country as in a class by itself. those graduating from other colleges are being told to go out and make something of themselves, but for the 287 men and women receiving their degree your today, the expectations are much, much higher. because of the education you have received here, you are uniquely prepared to provide the desperately needed principled leadership to your family, your church, your community, your country, and your fellow man. while undergraduates have been exposed to college courses such as lady gaga and the sociology of fame -- and i feel quite confident the doctor will not be teaching that in the fall -- you have been grounded in an understanding of our constitution and our government that our founders delivered to us. you understand that precious
legacy and the need to preserve it. this past year, the world lost baroness thatcher. in her honor, i would like to spend a few minutes discussing the miracle of freedom. in the history of mankind, freedom has been the exception. for millennia, human existence has been nasty, brutish, and short. which is how some of my senate colleagues describe me. [laughter] we were told our rights were taken away by the whim of monarchs, the british began a revolution in a meadow.

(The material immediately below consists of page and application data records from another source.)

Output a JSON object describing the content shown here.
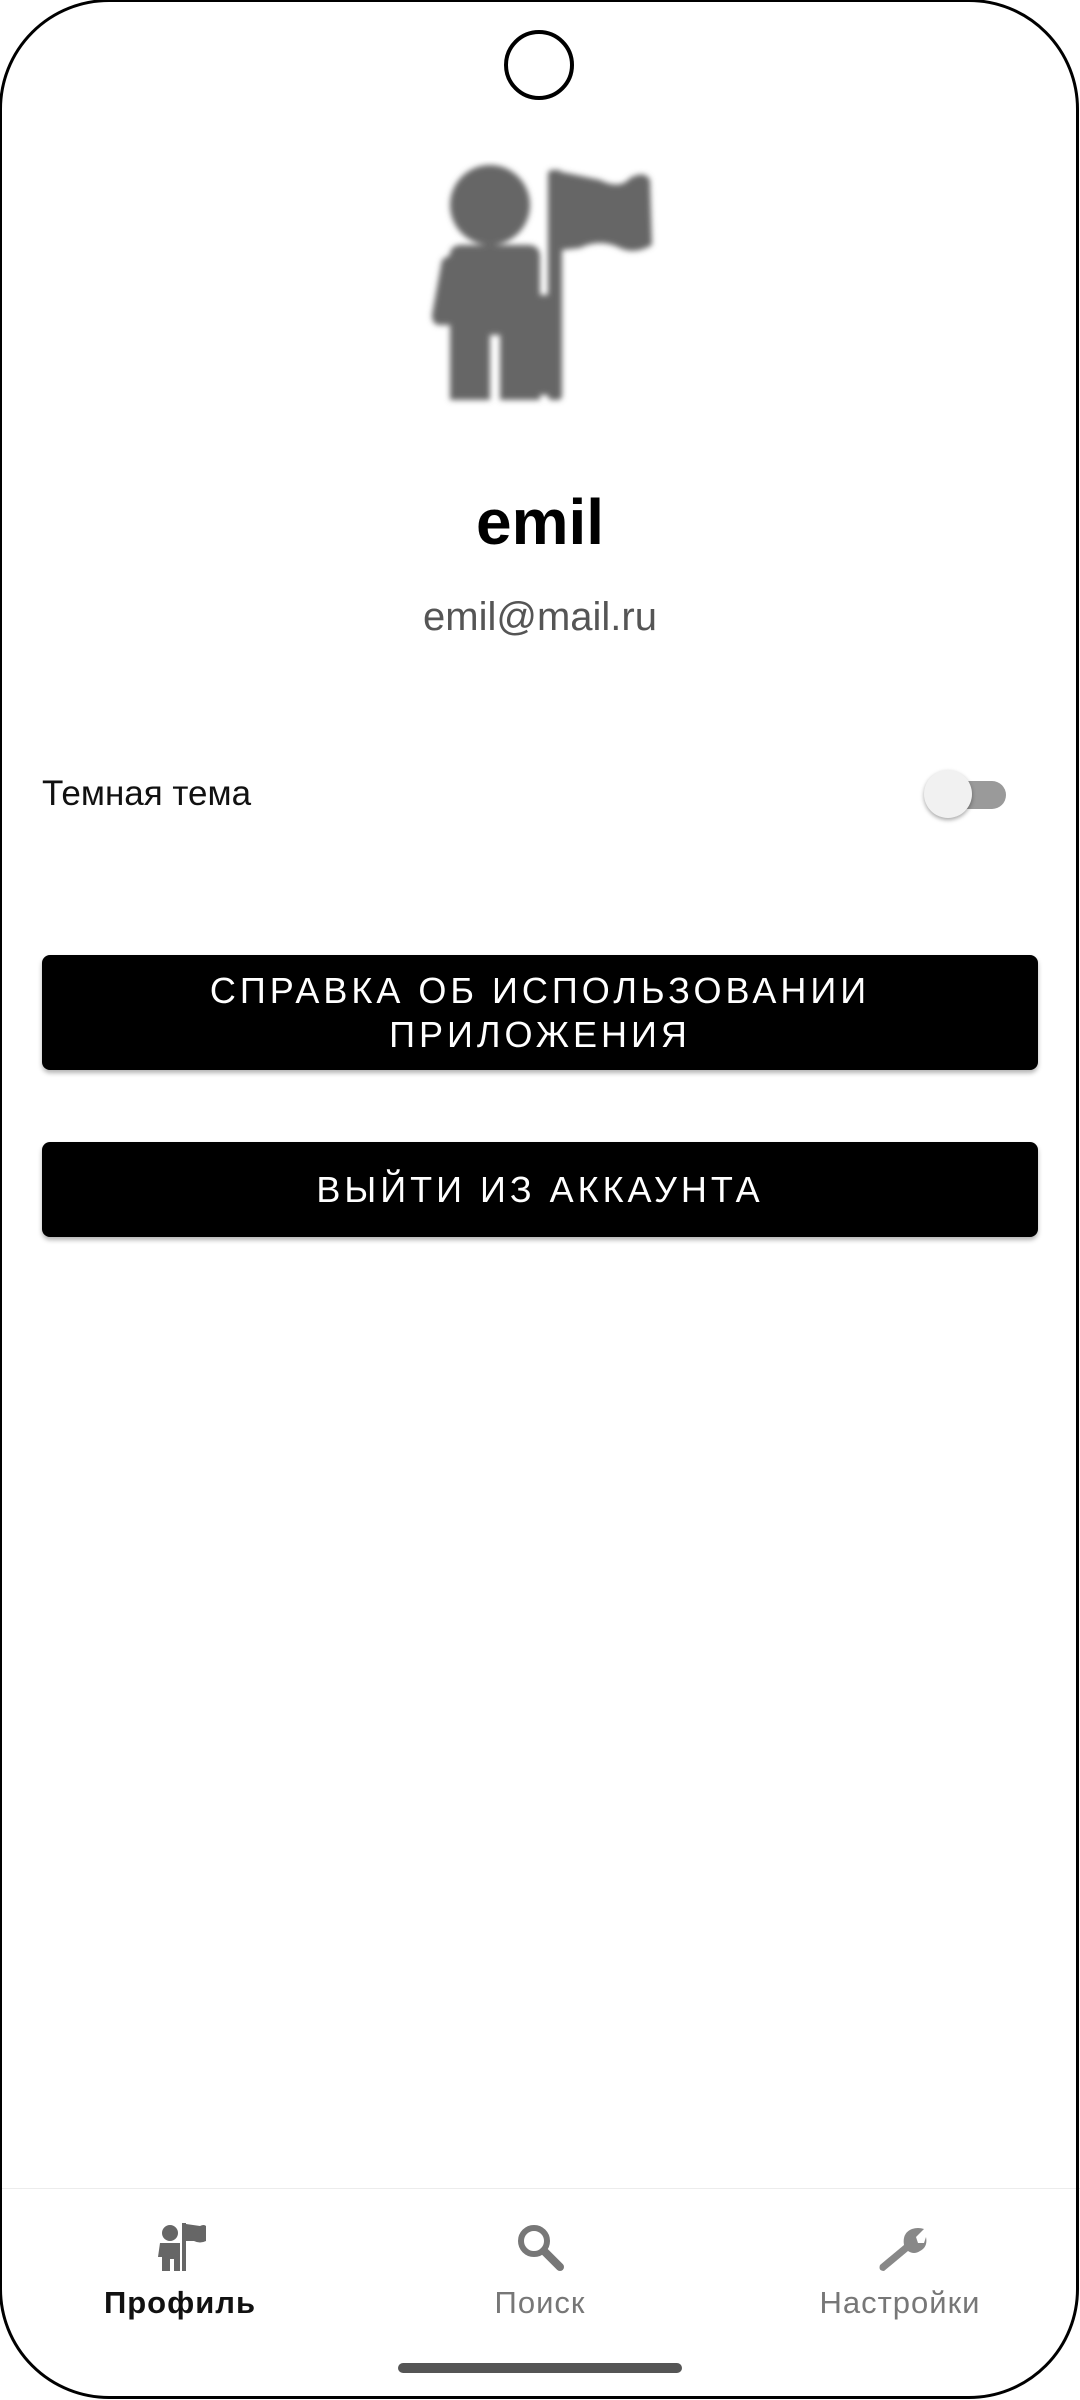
{
  "profile": {
    "username": "emil",
    "email": "emil@mail.ru",
    "avatar_icon": "person-with-flag-icon"
  },
  "settings": {
    "dark_theme_label": "Темная тема",
    "dark_theme_enabled": false
  },
  "buttons": {
    "help_label": "СПРАВКА ОБ ИСПОЛЬЗОВАНИИ ПРИЛОЖЕНИЯ",
    "logout_label": "ВЫЙТИ ИЗ АККАУНТА"
  },
  "nav": {
    "items": [
      {
        "label": "Профиль",
        "icon": "person-with-flag-icon",
        "active": true
      },
      {
        "label": "Поиск",
        "icon": "search-icon",
        "active": false
      },
      {
        "label": "Настройки",
        "icon": "wrench-icon",
        "active": false
      }
    ]
  },
  "colors": {
    "button_bg": "#000000",
    "button_text": "#ffffff",
    "active_nav": "#111111",
    "inactive_nav": "#777777",
    "icon_gray": "#666666"
  }
}
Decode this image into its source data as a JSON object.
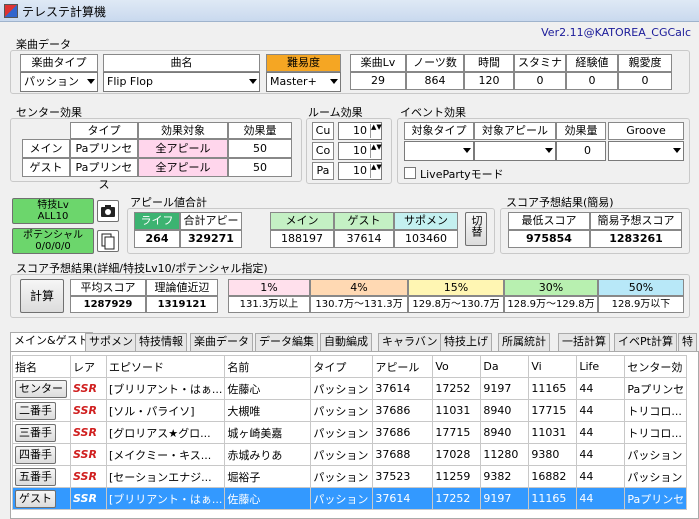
{
  "window": {
    "title": "テレステ計算機",
    "version": "Ver2.11@KATOREA_CGCalc"
  },
  "song": {
    "section": "楽曲データ",
    "type_label": "楽曲タイプ",
    "type_value": "パッション",
    "name_label": "曲名",
    "name_value": "Flip Flop",
    "difficulty_label": "難易度",
    "difficulty_value": "Master+",
    "stats_headers": [
      "楽曲Lv",
      "ノーツ数",
      "時間",
      "スタミナ",
      "経験値",
      "親愛度"
    ],
    "stats_values": [
      "29",
      "864",
      "120",
      "0",
      "0",
      "0"
    ]
  },
  "center": {
    "section": "センター効果",
    "headers": [
      "タイプ",
      "効果対象",
      "効果量"
    ],
    "rows": [
      {
        "label": "メイン",
        "type": "Paプリンセス",
        "target": "全アピール",
        "amount": "50"
      },
      {
        "label": "ゲスト",
        "type": "Paプリンセス",
        "target": "全アピール",
        "amount": "50"
      }
    ]
  },
  "room": {
    "section": "ルーム効果",
    "rows": [
      {
        "label": "Cu",
        "value": "10"
      },
      {
        "label": "Co",
        "value": "10"
      },
      {
        "label": "Pa",
        "value": "10"
      }
    ]
  },
  "event": {
    "section": "イベント効果",
    "headers": [
      "対象タイプ",
      "対象アピール",
      "効果量",
      "Groove"
    ],
    "amount": "0",
    "liveparty_label": "LivePartyモード"
  },
  "skill_button": {
    "line1": "特技Lv",
    "line2": "ALL10"
  },
  "potential_button": {
    "line1": "ポテンシャル",
    "line2": "0/0/0/0"
  },
  "appeal": {
    "section": "アピール値合計",
    "headers": [
      "ライフ",
      "合計アピール",
      "メイン",
      "ゲスト",
      "サポメン"
    ],
    "values": [
      "264",
      "329271",
      "188197",
      "37614",
      "103460"
    ],
    "swap_label": "切替"
  },
  "simple": {
    "section": "スコア予想結果(簡易)",
    "headers": [
      "最低スコア",
      "簡易予想スコア"
    ],
    "values": [
      "975854",
      "1283261"
    ]
  },
  "detail": {
    "section": "スコア予想結果(詳細/特技Lv10/ポテンシャル指定)",
    "calc_label": "計算",
    "headers": [
      "平均スコア",
      "理論値近辺",
      "1%",
      "4%",
      "15%",
      "30%",
      "50%"
    ],
    "values": [
      "1287929",
      "1319121",
      "131.3万以上",
      "130.7万～131.3万",
      "129.8万～130.7万",
      "128.9万～129.8万",
      "128.9万以下"
    ]
  },
  "tabs": [
    "メイン&ゲスト",
    "サポメン",
    "特技情報",
    "楽曲データ",
    "データ編集",
    "自動編成",
    "キャラバン",
    "特技上げ",
    "所属統計",
    "一括計算",
    "イベPt計算",
    "特"
  ],
  "table": {
    "headers": [
      "指名",
      "レア",
      "エピソード",
      "名前",
      "タイプ",
      "アピール",
      "Vo",
      "Da",
      "Vi",
      "Life",
      "センター効"
    ],
    "rows": [
      {
        "slot": "センター",
        "rare": "SSR",
        "episode": "[ブリリアント・はぁ...",
        "name": "佐藤心",
        "type": "パッション",
        "appeal": "37614",
        "vo": "17252",
        "da": "9197",
        "vi": "11165",
        "life": "44",
        "center": "Paプリンセ"
      },
      {
        "slot": "二番手",
        "rare": "SSR",
        "episode": "[ソル・パライソ]",
        "name": "大槻唯",
        "type": "パッション",
        "appeal": "37686",
        "vo": "11031",
        "da": "8940",
        "vi": "17715",
        "life": "44",
        "center": "トリコロ..."
      },
      {
        "slot": "三番手",
        "rare": "SSR",
        "episode": "[グロリアス★グロ...",
        "name": "城ヶ崎美嘉",
        "type": "パッション",
        "appeal": "37686",
        "vo": "17715",
        "da": "8940",
        "vi": "11031",
        "life": "44",
        "center": "トリコロ..."
      },
      {
        "slot": "四番手",
        "rare": "SSR",
        "episode": "[メイクミー・キス...",
        "name": "赤城みりあ",
        "type": "パッション",
        "appeal": "37688",
        "vo": "17028",
        "da": "11280",
        "vi": "9380",
        "life": "44",
        "center": "パッション"
      },
      {
        "slot": "五番手",
        "rare": "SSR",
        "episode": "[セーションエナジ...",
        "name": "堀裕子",
        "type": "パッション",
        "appeal": "37523",
        "vo": "11259",
        "da": "9382",
        "vi": "16882",
        "life": "44",
        "center": "パッション"
      },
      {
        "slot": "ゲスト",
        "rare": "SSR",
        "episode": "[ブリリアント・はぁ...",
        "name": "佐藤心",
        "type": "パッション",
        "appeal": "37614",
        "vo": "17252",
        "da": "9197",
        "vi": "11165",
        "life": "44",
        "center": "Paプリンセ"
      }
    ]
  },
  "colors": {
    "difficulty": "#f5a623",
    "life": "#3cb371",
    "pink": "#ffd6ec",
    "green_btn": "#6cd66c",
    "selected_row": "#3399ff"
  }
}
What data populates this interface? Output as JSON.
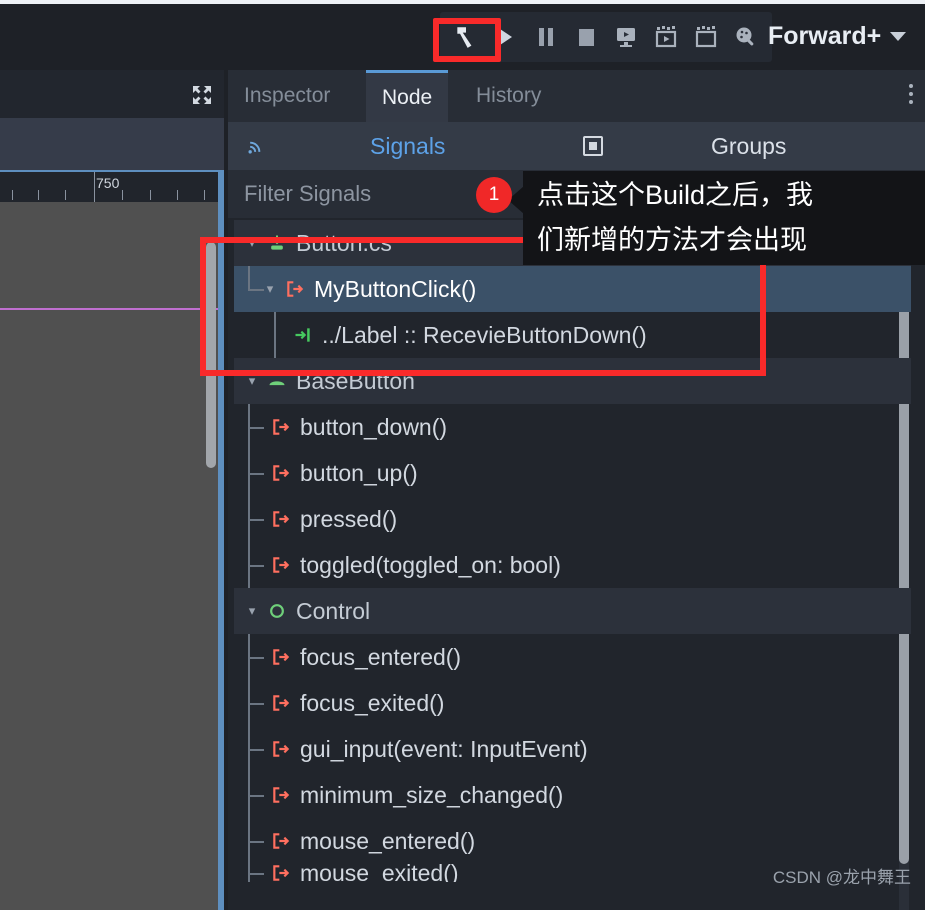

as the magna carta provided to all free men of our kingdom, we have also granted for us and our heirs forever all these liberties written out before, to have and keep for them and their heirs. that revolution reached full flower in philadelphia in 1787 and the constitution that began from to radical premises. first that our rights did not come from kings or queens or even presidents, but on god almighty. as the declaration observes, we hold these truths to be self- evident that all men are created equal, that they are endowed by their creator with certain unalienable rights and among these are life, liberty, and the pursuit of happiness. second in the constitution, the